  • On the lighter side, “Wonder Man” (1945), featuring Danny Kaye at his musical comedy peak as a bookworm who takes the place of his show-biz twin brother when the latter’s ghost explains he was knocked off by the mob, and “Fun With Dick and Jane” (1977), wherein Jane Fonda and George Segal try their hand at robbery when their income is cut off.


  • “Obsession” (1976), Brian De Palma’s “Vertigo”-like tribute to Alfred Hitchcock, with Cliff Robertson.


  • “The Stepford Wives” (1975), Ira Levin’s vision of the ultimate male chauvinism through technology, with Katharine Ross and Paula Prentiss.


  • “Watermelon Man” (1970), Melvin Van Peebles’ sardonic look at a white bigot (Godfrey Cambridge) who turns black overnight.

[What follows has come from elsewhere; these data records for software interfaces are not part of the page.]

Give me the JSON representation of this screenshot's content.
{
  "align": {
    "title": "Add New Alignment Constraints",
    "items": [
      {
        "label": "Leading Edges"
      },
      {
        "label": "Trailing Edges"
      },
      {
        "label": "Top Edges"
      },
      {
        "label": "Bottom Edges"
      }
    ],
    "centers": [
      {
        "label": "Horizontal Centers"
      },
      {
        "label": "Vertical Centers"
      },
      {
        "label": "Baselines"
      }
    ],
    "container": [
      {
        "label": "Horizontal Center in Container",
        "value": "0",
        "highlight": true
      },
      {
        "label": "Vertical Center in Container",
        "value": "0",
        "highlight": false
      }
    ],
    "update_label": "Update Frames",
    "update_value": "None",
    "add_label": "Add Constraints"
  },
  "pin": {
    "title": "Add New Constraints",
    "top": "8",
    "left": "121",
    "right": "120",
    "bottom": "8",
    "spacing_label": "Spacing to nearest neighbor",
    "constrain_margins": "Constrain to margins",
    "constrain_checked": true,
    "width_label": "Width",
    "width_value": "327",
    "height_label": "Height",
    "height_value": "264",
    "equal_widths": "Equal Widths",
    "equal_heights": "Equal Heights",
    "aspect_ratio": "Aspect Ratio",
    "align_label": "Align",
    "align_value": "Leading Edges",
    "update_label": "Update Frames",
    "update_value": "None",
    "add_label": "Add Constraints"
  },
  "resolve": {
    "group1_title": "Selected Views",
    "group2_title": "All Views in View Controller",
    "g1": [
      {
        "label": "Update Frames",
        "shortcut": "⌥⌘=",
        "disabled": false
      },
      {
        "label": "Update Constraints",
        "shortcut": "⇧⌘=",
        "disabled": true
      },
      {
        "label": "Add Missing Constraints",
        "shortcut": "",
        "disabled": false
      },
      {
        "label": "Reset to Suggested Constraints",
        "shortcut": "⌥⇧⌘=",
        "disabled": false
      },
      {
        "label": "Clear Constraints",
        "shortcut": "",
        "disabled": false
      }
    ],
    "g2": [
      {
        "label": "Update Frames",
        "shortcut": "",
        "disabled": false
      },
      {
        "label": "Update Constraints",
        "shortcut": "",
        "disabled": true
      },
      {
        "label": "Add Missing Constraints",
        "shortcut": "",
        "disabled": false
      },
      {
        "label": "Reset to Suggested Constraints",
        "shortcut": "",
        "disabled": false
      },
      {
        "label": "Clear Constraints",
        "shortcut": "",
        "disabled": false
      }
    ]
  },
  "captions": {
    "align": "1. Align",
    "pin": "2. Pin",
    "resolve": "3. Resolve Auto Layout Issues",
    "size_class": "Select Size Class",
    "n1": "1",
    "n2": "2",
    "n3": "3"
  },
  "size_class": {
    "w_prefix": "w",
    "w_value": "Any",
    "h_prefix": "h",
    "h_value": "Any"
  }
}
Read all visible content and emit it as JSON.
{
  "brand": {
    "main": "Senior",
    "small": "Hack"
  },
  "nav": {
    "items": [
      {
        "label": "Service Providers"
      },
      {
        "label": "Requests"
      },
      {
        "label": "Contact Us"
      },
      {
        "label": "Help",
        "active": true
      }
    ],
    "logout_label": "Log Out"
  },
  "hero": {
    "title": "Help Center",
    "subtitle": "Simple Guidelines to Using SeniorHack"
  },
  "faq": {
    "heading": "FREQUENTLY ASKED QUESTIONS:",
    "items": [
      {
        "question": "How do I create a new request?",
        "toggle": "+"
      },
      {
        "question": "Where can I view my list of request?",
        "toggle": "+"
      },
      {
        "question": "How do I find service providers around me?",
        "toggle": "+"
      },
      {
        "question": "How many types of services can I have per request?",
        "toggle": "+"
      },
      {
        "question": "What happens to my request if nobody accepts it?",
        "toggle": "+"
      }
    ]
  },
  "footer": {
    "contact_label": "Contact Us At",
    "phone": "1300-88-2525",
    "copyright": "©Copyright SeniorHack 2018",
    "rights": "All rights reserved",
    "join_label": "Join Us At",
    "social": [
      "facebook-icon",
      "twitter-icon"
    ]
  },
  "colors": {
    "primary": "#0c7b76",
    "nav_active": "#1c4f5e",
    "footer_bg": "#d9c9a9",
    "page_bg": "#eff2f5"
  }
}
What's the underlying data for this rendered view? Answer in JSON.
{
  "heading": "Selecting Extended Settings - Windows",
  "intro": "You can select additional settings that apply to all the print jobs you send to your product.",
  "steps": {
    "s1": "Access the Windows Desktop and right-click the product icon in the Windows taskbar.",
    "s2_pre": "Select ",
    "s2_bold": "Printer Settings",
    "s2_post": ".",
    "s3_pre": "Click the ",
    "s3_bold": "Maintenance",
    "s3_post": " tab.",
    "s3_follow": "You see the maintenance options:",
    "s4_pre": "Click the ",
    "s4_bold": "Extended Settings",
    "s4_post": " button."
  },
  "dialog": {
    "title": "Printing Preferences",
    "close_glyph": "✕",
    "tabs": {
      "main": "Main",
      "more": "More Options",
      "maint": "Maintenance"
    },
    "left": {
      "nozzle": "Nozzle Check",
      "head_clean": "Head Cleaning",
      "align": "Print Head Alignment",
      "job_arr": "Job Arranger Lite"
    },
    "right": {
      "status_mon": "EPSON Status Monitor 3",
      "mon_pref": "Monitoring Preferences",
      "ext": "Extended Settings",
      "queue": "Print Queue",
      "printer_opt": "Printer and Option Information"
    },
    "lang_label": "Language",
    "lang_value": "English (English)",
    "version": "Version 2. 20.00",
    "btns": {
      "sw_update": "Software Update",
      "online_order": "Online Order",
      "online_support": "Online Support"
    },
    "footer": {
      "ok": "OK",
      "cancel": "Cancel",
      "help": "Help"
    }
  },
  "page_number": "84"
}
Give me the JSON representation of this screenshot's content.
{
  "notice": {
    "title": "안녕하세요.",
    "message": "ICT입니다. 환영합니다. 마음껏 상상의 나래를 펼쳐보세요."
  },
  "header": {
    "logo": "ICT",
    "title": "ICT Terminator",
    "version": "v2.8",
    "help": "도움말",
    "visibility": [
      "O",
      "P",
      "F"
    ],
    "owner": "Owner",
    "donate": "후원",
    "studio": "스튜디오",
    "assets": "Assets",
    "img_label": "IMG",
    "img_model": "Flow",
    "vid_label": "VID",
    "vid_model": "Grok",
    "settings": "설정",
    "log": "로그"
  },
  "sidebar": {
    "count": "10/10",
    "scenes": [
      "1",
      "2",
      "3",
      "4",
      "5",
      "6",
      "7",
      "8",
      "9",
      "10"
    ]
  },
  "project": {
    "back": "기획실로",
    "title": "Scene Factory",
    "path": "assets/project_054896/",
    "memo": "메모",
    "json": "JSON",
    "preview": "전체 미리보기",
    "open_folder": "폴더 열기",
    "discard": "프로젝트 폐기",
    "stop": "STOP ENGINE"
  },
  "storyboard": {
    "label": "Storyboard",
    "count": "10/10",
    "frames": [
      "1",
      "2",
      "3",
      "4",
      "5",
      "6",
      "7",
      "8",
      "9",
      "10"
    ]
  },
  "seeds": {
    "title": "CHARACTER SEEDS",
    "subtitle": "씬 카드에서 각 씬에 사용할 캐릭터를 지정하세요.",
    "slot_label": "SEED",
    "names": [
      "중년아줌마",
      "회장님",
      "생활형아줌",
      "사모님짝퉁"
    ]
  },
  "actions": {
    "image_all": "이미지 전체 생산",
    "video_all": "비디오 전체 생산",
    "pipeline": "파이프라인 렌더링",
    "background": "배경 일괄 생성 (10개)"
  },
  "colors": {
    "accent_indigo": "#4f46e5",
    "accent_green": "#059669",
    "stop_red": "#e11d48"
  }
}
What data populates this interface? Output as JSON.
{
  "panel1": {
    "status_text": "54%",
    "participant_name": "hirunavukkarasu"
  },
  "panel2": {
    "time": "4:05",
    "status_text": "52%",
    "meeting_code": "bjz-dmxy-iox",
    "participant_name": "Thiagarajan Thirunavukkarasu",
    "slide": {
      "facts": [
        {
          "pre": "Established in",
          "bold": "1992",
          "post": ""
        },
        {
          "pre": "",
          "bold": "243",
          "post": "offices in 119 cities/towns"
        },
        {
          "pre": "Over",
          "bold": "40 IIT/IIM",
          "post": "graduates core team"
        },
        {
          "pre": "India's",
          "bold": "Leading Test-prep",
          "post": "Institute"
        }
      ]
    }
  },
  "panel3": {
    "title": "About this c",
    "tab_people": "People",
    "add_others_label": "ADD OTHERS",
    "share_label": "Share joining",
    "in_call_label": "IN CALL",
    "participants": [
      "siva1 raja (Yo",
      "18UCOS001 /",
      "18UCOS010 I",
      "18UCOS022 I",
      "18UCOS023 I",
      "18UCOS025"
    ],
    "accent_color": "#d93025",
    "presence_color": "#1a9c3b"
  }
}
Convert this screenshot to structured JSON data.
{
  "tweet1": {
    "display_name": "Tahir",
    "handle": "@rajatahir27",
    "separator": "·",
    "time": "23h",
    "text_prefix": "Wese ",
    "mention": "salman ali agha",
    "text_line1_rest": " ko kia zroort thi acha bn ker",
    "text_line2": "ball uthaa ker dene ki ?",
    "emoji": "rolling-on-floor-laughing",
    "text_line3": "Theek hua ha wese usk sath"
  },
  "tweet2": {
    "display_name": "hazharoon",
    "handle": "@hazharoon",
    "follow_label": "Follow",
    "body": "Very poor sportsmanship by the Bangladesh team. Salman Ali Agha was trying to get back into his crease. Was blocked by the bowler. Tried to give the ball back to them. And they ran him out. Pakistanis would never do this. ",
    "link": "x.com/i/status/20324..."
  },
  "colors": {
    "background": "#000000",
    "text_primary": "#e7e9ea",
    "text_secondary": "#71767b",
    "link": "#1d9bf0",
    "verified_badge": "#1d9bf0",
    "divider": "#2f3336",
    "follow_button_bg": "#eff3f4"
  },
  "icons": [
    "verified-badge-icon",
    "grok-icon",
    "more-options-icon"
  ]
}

EDITOR’S NOTE: There was no film festival in 1980 but in January 1981 “The Third Annual Festival for American Film,” as the program booklet referred to it, changed its name to the United States Film and Video Festival and made its Park City debut. The Sundance Institute was founded in 1979 and took over the festival in 1984, though the ‘Sundance’ moniker would not become part of the festival’s name until 1990.